By The Greater Astoria Historical Society
In conjunction with the Greater Astoria Historical Society, the Times–Ledger newspaper presents noteworthy events in the borough’s history
At the start of February 1959 the Star Journal reported that the City Planning Commission formally received plans Feb. 2 for the Big Six Towers, a proposed cooperative apartment house complex sponsored by the New York Typographical Union No. 6.
The Star Journal described it as a “limited profit project,” covering more than six blocks on the south side of Queens Boulevard from 59th to 61st streets and from 47th Avenue to Laurel Hill Boulevard. The nearly $12,000,000 development would supplant seven two-family and nine one-family homes, four used car lots, a gas station, a garage and a small commercial building.

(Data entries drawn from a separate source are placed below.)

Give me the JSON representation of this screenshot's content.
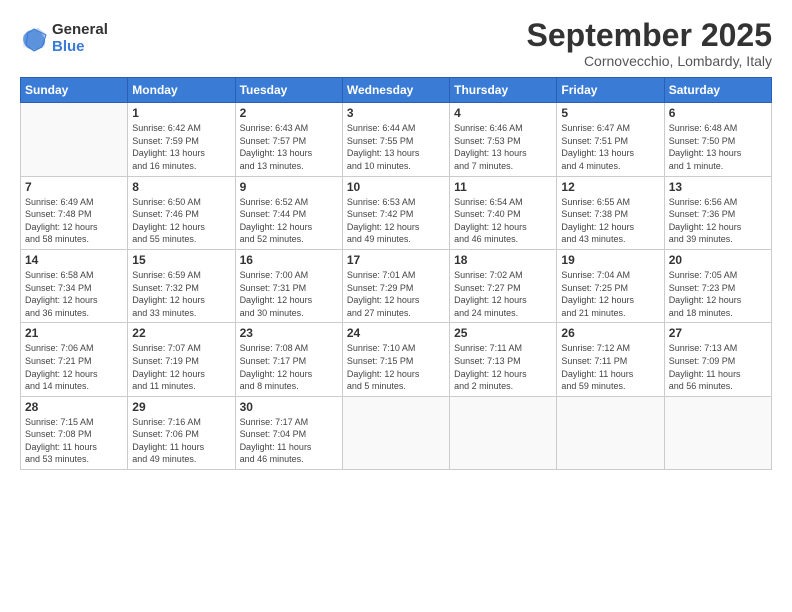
{
  "logo": {
    "general": "General",
    "blue": "Blue"
  },
  "header": {
    "title": "September 2025",
    "location": "Cornovecchio, Lombardy, Italy"
  },
  "weekdays": [
    "Sunday",
    "Monday",
    "Tuesday",
    "Wednesday",
    "Thursday",
    "Friday",
    "Saturday"
  ],
  "weeks": [
    [
      {
        "day": "",
        "info": ""
      },
      {
        "day": "1",
        "info": "Sunrise: 6:42 AM\nSunset: 7:59 PM\nDaylight: 13 hours\nand 16 minutes."
      },
      {
        "day": "2",
        "info": "Sunrise: 6:43 AM\nSunset: 7:57 PM\nDaylight: 13 hours\nand 13 minutes."
      },
      {
        "day": "3",
        "info": "Sunrise: 6:44 AM\nSunset: 7:55 PM\nDaylight: 13 hours\nand 10 minutes."
      },
      {
        "day": "4",
        "info": "Sunrise: 6:46 AM\nSunset: 7:53 PM\nDaylight: 13 hours\nand 7 minutes."
      },
      {
        "day": "5",
        "info": "Sunrise: 6:47 AM\nSunset: 7:51 PM\nDaylight: 13 hours\nand 4 minutes."
      },
      {
        "day": "6",
        "info": "Sunrise: 6:48 AM\nSunset: 7:50 PM\nDaylight: 13 hours\nand 1 minute."
      }
    ],
    [
      {
        "day": "7",
        "info": "Sunrise: 6:49 AM\nSunset: 7:48 PM\nDaylight: 12 hours\nand 58 minutes."
      },
      {
        "day": "8",
        "info": "Sunrise: 6:50 AM\nSunset: 7:46 PM\nDaylight: 12 hours\nand 55 minutes."
      },
      {
        "day": "9",
        "info": "Sunrise: 6:52 AM\nSunset: 7:44 PM\nDaylight: 12 hours\nand 52 minutes."
      },
      {
        "day": "10",
        "info": "Sunrise: 6:53 AM\nSunset: 7:42 PM\nDaylight: 12 hours\nand 49 minutes."
      },
      {
        "day": "11",
        "info": "Sunrise: 6:54 AM\nSunset: 7:40 PM\nDaylight: 12 hours\nand 46 minutes."
      },
      {
        "day": "12",
        "info": "Sunrise: 6:55 AM\nSunset: 7:38 PM\nDaylight: 12 hours\nand 43 minutes."
      },
      {
        "day": "13",
        "info": "Sunrise: 6:56 AM\nSunset: 7:36 PM\nDaylight: 12 hours\nand 39 minutes."
      }
    ],
    [
      {
        "day": "14",
        "info": "Sunrise: 6:58 AM\nSunset: 7:34 PM\nDaylight: 12 hours\nand 36 minutes."
      },
      {
        "day": "15",
        "info": "Sunrise: 6:59 AM\nSunset: 7:32 PM\nDaylight: 12 hours\nand 33 minutes."
      },
      {
        "day": "16",
        "info": "Sunrise: 7:00 AM\nSunset: 7:31 PM\nDaylight: 12 hours\nand 30 minutes."
      },
      {
        "day": "17",
        "info": "Sunrise: 7:01 AM\nSunset: 7:29 PM\nDaylight: 12 hours\nand 27 minutes."
      },
      {
        "day": "18",
        "info": "Sunrise: 7:02 AM\nSunset: 7:27 PM\nDaylight: 12 hours\nand 24 minutes."
      },
      {
        "day": "19",
        "info": "Sunrise: 7:04 AM\nSunset: 7:25 PM\nDaylight: 12 hours\nand 21 minutes."
      },
      {
        "day": "20",
        "info": "Sunrise: 7:05 AM\nSunset: 7:23 PM\nDaylight: 12 hours\nand 18 minutes."
      }
    ],
    [
      {
        "day": "21",
        "info": "Sunrise: 7:06 AM\nSunset: 7:21 PM\nDaylight: 12 hours\nand 14 minutes."
      },
      {
        "day": "22",
        "info": "Sunrise: 7:07 AM\nSunset: 7:19 PM\nDaylight: 12 hours\nand 11 minutes."
      },
      {
        "day": "23",
        "info": "Sunrise: 7:08 AM\nSunset: 7:17 PM\nDaylight: 12 hours\nand 8 minutes."
      },
      {
        "day": "24",
        "info": "Sunrise: 7:10 AM\nSunset: 7:15 PM\nDaylight: 12 hours\nand 5 minutes."
      },
      {
        "day": "25",
        "info": "Sunrise: 7:11 AM\nSunset: 7:13 PM\nDaylight: 12 hours\nand 2 minutes."
      },
      {
        "day": "26",
        "info": "Sunrise: 7:12 AM\nSunset: 7:11 PM\nDaylight: 11 hours\nand 59 minutes."
      },
      {
        "day": "27",
        "info": "Sunrise: 7:13 AM\nSunset: 7:09 PM\nDaylight: 11 hours\nand 56 minutes."
      }
    ],
    [
      {
        "day": "28",
        "info": "Sunrise: 7:15 AM\nSunset: 7:08 PM\nDaylight: 11 hours\nand 53 minutes."
      },
      {
        "day": "29",
        "info": "Sunrise: 7:16 AM\nSunset: 7:06 PM\nDaylight: 11 hours\nand 49 minutes."
      },
      {
        "day": "30",
        "info": "Sunrise: 7:17 AM\nSunset: 7:04 PM\nDaylight: 11 hours\nand 46 minutes."
      },
      {
        "day": "",
        "info": ""
      },
      {
        "day": "",
        "info": ""
      },
      {
        "day": "",
        "info": ""
      },
      {
        "day": "",
        "info": ""
      }
    ]
  ]
}
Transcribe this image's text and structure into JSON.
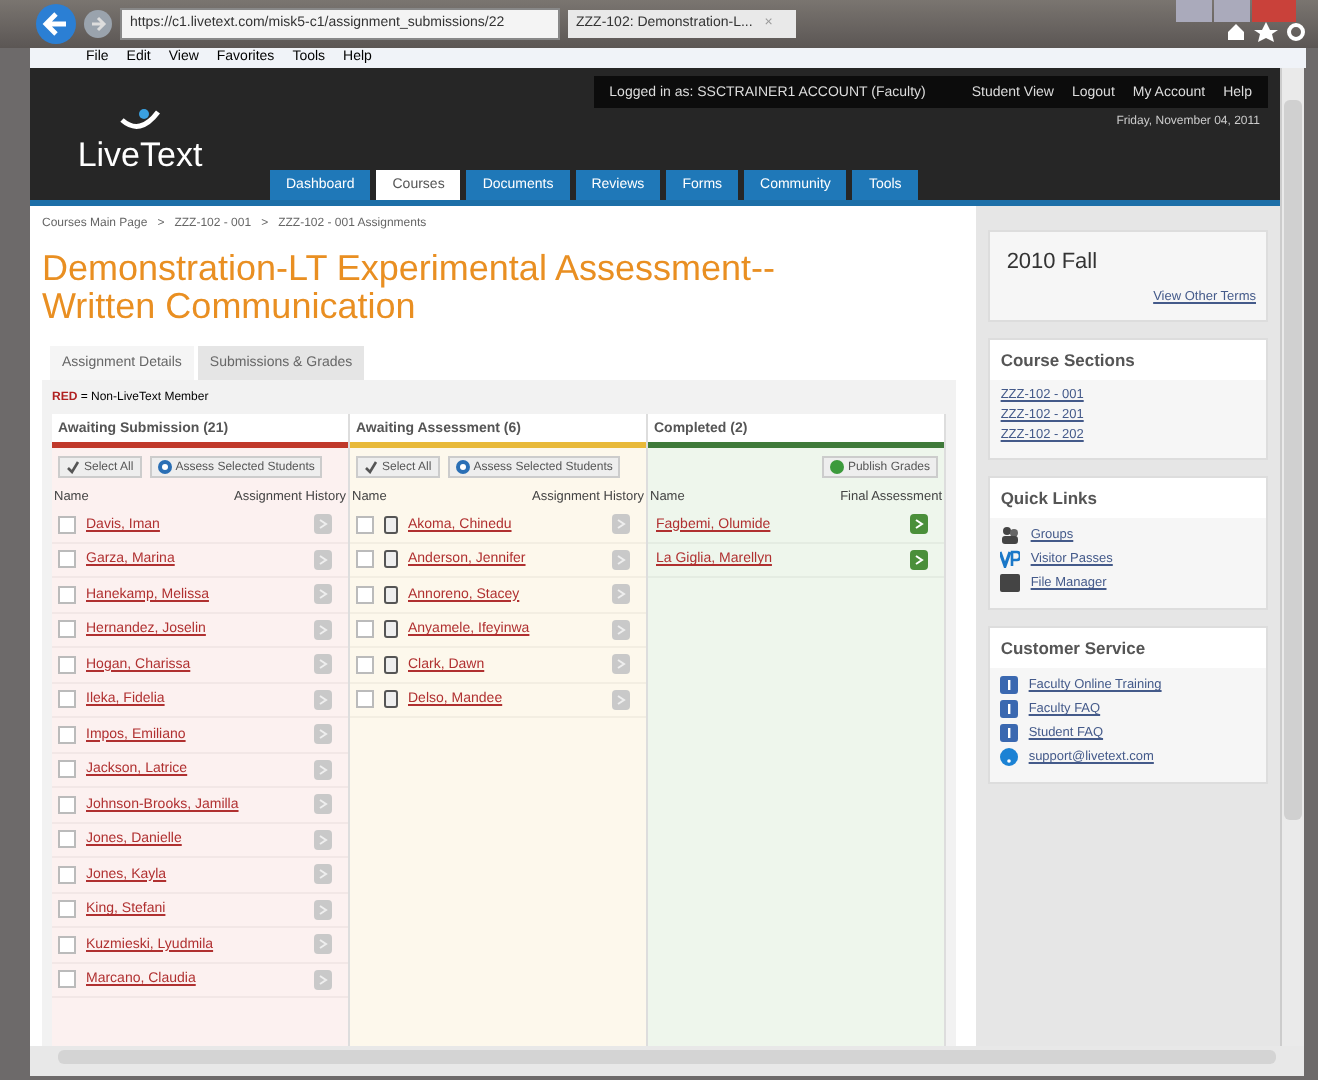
{
  "browser": {
    "url": "https://c1.livetext.com/misk5-c1/assignment_submissions/22",
    "tab_title": "ZZZ-102: Demonstration-L...",
    "tab_close": "×",
    "menu": [
      "File",
      "Edit",
      "View",
      "Favorites",
      "Tools",
      "Help"
    ]
  },
  "header": {
    "logo": "LiveText",
    "logged_in": "Logged in as:  SSCTRAINER1 ACCOUNT (Faculty)",
    "links": [
      "Student View",
      "Logout",
      "My Account",
      "Help"
    ],
    "date": "Friday, November 04, 2011",
    "nav": [
      {
        "label": "Dashboard",
        "selected": false
      },
      {
        "label": "Courses",
        "selected": true
      },
      {
        "label": "Documents",
        "selected": false
      },
      {
        "label": "Reviews",
        "selected": false
      },
      {
        "label": "Forms",
        "selected": false
      },
      {
        "label": "Community",
        "selected": false
      },
      {
        "label": "Tools",
        "selected": false
      }
    ]
  },
  "breadcrumb": [
    "Courses Main Page",
    "ZZZ-102 - 001",
    "ZZZ-102 - 001 Assignments"
  ],
  "breadcrumb_separator": ">",
  "title": "Demonstration-LT Experimental Assessment--Written Communication",
  "tabs": [
    {
      "label": "Assignment Details",
      "selected": false
    },
    {
      "label": "Submissions & Grades",
      "selected": true
    }
  ],
  "legend": {
    "key": "RED",
    "text": " = Non-LiveText Member"
  },
  "columns": [
    {
      "kind": "submission",
      "title": "Awaiting Submission (21)",
      "color": "#c0392b",
      "buttons": [
        {
          "kind": "select",
          "label": "Select All"
        },
        {
          "kind": "assess",
          "label": "Assess Selected Students"
        }
      ],
      "name_header": "Name",
      "action_header": "Assignment History",
      "rows": [
        {
          "name": "Davis, Iman",
          "checked": false
        },
        {
          "name": "Garza, Marina",
          "checked": false
        },
        {
          "name": "Hanekamp, Melissa",
          "checked": false
        },
        {
          "name": "Hernandez, Joselin",
          "checked": false
        },
        {
          "name": "Hogan, Charissa",
          "checked": false
        },
        {
          "name": "Ileka, Fidelia",
          "checked": false
        },
        {
          "name": "Impos, Emiliano",
          "checked": false
        },
        {
          "name": "Jackson, Latrice",
          "checked": false
        },
        {
          "name": "Johnson-Brooks, Jamilla",
          "checked": false
        },
        {
          "name": "Jones, Danielle",
          "checked": false
        },
        {
          "name": "Jones, Kayla",
          "checked": false
        },
        {
          "name": "King, Stefani",
          "checked": false
        },
        {
          "name": "Kuzmieski, Lyudmila",
          "checked": false
        },
        {
          "name": "Marcano, Claudia",
          "checked": false
        }
      ]
    },
    {
      "kind": "assessment",
      "title": "Awaiting Assessment (6)",
      "color": "#e8b93a",
      "buttons": [
        {
          "kind": "select",
          "label": "Select All"
        },
        {
          "kind": "assess",
          "label": "Assess Selected Students"
        }
      ],
      "name_header": "Name",
      "action_header": "Assignment History",
      "rows": [
        {
          "name": "Akoma, Chinedu",
          "checked": false
        },
        {
          "name": "Anderson, Jennifer",
          "checked": false
        },
        {
          "name": "Annoreno, Stacey",
          "checked": false
        },
        {
          "name": "Anyamele, Ifeyinwa",
          "checked": false
        },
        {
          "name": "Clark, Dawn",
          "checked": false
        },
        {
          "name": "Delso, Mandee",
          "checked": false
        }
      ]
    },
    {
      "kind": "completed",
      "title": "Completed (2)",
      "color": "#3f7a3a",
      "buttons": [
        {
          "kind": "publish",
          "label": "Publish Grades"
        }
      ],
      "name_header": "Name",
      "action_header": "Final Assessment",
      "rows": [
        {
          "name": "Fagbemi, Olumide"
        },
        {
          "name": "La Giglia, Marellyn"
        }
      ]
    }
  ],
  "sidebar": [
    {
      "kind": "term",
      "title": "2010 Fall",
      "link": "View Other Terms"
    },
    {
      "kind": "links",
      "title": "Course Sections",
      "items": [
        {
          "kind": "plain",
          "label": "ZZZ-102 - 001"
        },
        {
          "kind": "plain",
          "label": "ZZZ-102 - 201"
        },
        {
          "kind": "plain",
          "label": "ZZZ-102 - 202"
        }
      ]
    },
    {
      "kind": "links",
      "title": "Quick Links",
      "items": [
        {
          "kind": "groups",
          "label": "Groups"
        },
        {
          "kind": "passes",
          "label": "Visitor Passes"
        },
        {
          "kind": "files",
          "label": "File Manager"
        }
      ]
    },
    {
      "kind": "links",
      "title": "Customer Service",
      "items": [
        {
          "kind": "info",
          "label": "Faculty Online Training"
        },
        {
          "kind": "info",
          "label": "Faculty FAQ"
        },
        {
          "kind": "info",
          "label": "Student FAQ"
        },
        {
          "kind": "help",
          "label": "support@livetext.com"
        }
      ]
    }
  ]
}
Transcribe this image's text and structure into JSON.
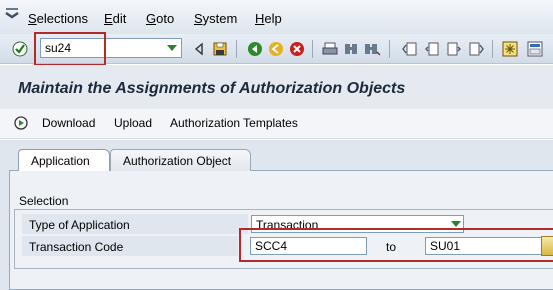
{
  "menu": {
    "items": [
      {
        "label": "Selections",
        "accel": "S",
        "rest": "elections"
      },
      {
        "label": "Edit",
        "accel": "E",
        "rest": "dit"
      },
      {
        "label": "Goto",
        "accel": "G",
        "rest": "oto"
      },
      {
        "label": "System",
        "accel": "S",
        "rest": "ystem"
      },
      {
        "label": "Help",
        "accel": "H",
        "rest": "elp"
      }
    ]
  },
  "toolbar": {
    "command_value": "su24",
    "icons": [
      "enter-icon",
      "back-arrow-icon",
      "save-icon",
      "back-icon",
      "exit-icon",
      "cancel-icon",
      "print-icon",
      "find-icon",
      "find-next-icon",
      "first-page-icon",
      "previous-page-icon",
      "next-page-icon",
      "last-page-icon",
      "create-session-icon",
      "shortcut-icon"
    ]
  },
  "page": {
    "title": "Maintain the Assignments of Authorization Objects"
  },
  "app_toolbar": {
    "download": "Download",
    "upload": "Upload",
    "templates": "Authorization Templates"
  },
  "tabs": [
    {
      "label": "Application",
      "active": true
    },
    {
      "label": "Authorization Object",
      "active": false
    }
  ],
  "selection": {
    "title": "Selection",
    "type_label": "Type of Application",
    "type_value": "Transaction",
    "tcode_label": "Transaction Code",
    "tcode_from": "SCC4",
    "to_label": "to",
    "tcode_to": "SU01"
  },
  "colors": {
    "highlight": "#b22b2b",
    "title": "#1c2a3b"
  }
}
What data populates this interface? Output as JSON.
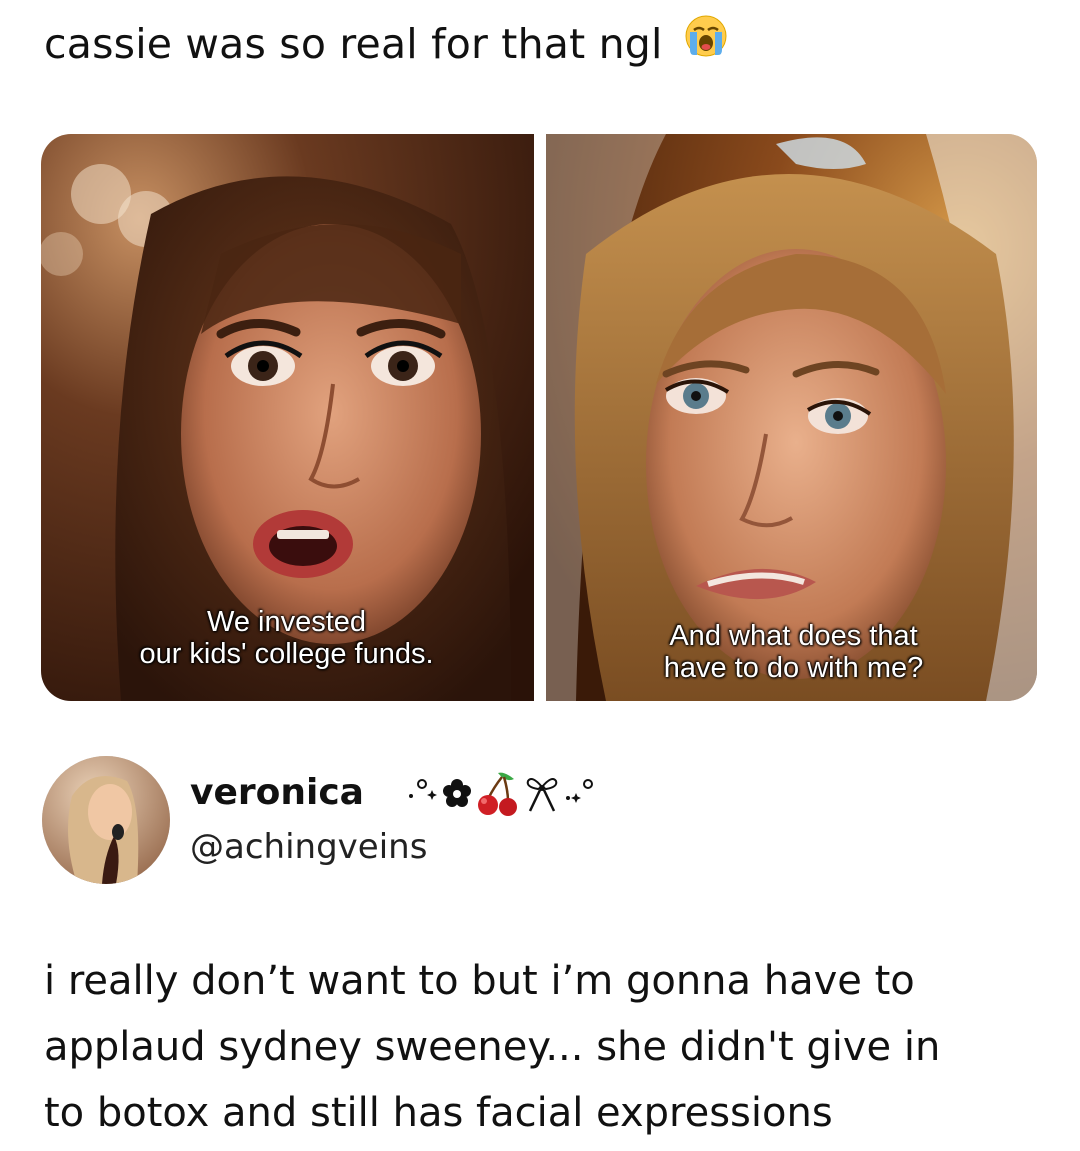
{
  "caption": {
    "text": "cassie was so real for that ngl",
    "emoji": "loudly-crying-face-icon"
  },
  "meme": {
    "left_panel": {
      "subtitle_lines": [
        "We invested",
        "our kids' college funds."
      ]
    },
    "right_panel": {
      "subtitle_lines": [
        "And what does that",
        "have to do with me?"
      ]
    }
  },
  "post": {
    "author": {
      "display_name": "veronica",
      "display_name_decorations": [
        "sparkle-dots-icon",
        "flower-icon",
        "cherries-icon",
        "bow-icon",
        "sparkle-dots-icon"
      ],
      "handle": "@achingveins"
    },
    "text_lines": [
      "i really don’t want to but i’m gonna have to",
      "applaud sydney sweeney... she didn't give in",
      "to botox and still has facial expressions"
    ]
  },
  "colors": {
    "background": "#ffffff",
    "text": "#111111",
    "subtitle": "#ffffff"
  }
}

The plan included eight buildings 14 to 17 stories high, sitting on land where there would also be “much space for gardens and landscaping.” Under the Mitchell-Lama law, the city was to provide a mortgage loan of $10,000,000 for a term of 50 years at 3½ percent interest. The sponsors planned to petition the Board of Estimate for a 40 percent tax exemption, maintaining that even with it in effect the city stood to reap as much as $200,000 a year in taxes from the project.
The project comprised 26 efficiency apartments, 172 one-bedroom suites, 327 two-bedroom suites, and 172 three-bedroom suites. In total, 697 apartments were slated for those in the union who worked on newspapers and in related printing fields. After an initial down payment, they and their families could then set out to enjoy their new homes for only $21 a month.
In February 1959 a Star Journal headline blared, to the consternation of many, “HOME OWNERS FACE BIG REALTY TAX HIKE.” Starting on July 1, Queens homeowners were scheduled to pay “a lot more” in real estate taxes for the upcoming tax year. The assessed valuations of homes in many neighborhoods borough-wide increased sharply from $1,000 to more than $1,500. Depending on their home’s valuation, residents were to expect a hike between $42 and $63.
This dramatic rise prompted civic organizations to marshal watchdog groups to inspect and ensure the accuracy of the incoming tax rolls. Queens Borough President John Clancy said, “I am deeply concerned with the effect of increased tax valuations on our one- and two-family home owners. I think the Tax Department ought to seriously review its tentative figures between now and the close of the hearings on the applications for reductions.” He believed the effect of inflation was “disproportionately greater” on small homes over commercial properties because of the “brisk market” for homes caused by the then booming population.
For its “pre-spring sale” Chrysler Manhattan on Northern Boulevard had a sale to clear out its inventory. A ’57 Chevy was on sale for $1295, a ’56 Buick for $1595, a ’57 Chrysler Imperial (complete with air conditioning) for $2195, a ’58 Plymouth four door stationwagon, $2495, and—get this—a ’58 Corvette for $3095 and a ’57 Cadillac convertible for $3495. Wow!
For further information, contact the Greater Astoria Historical Society at 718-278-0700 or visit their website at www.astor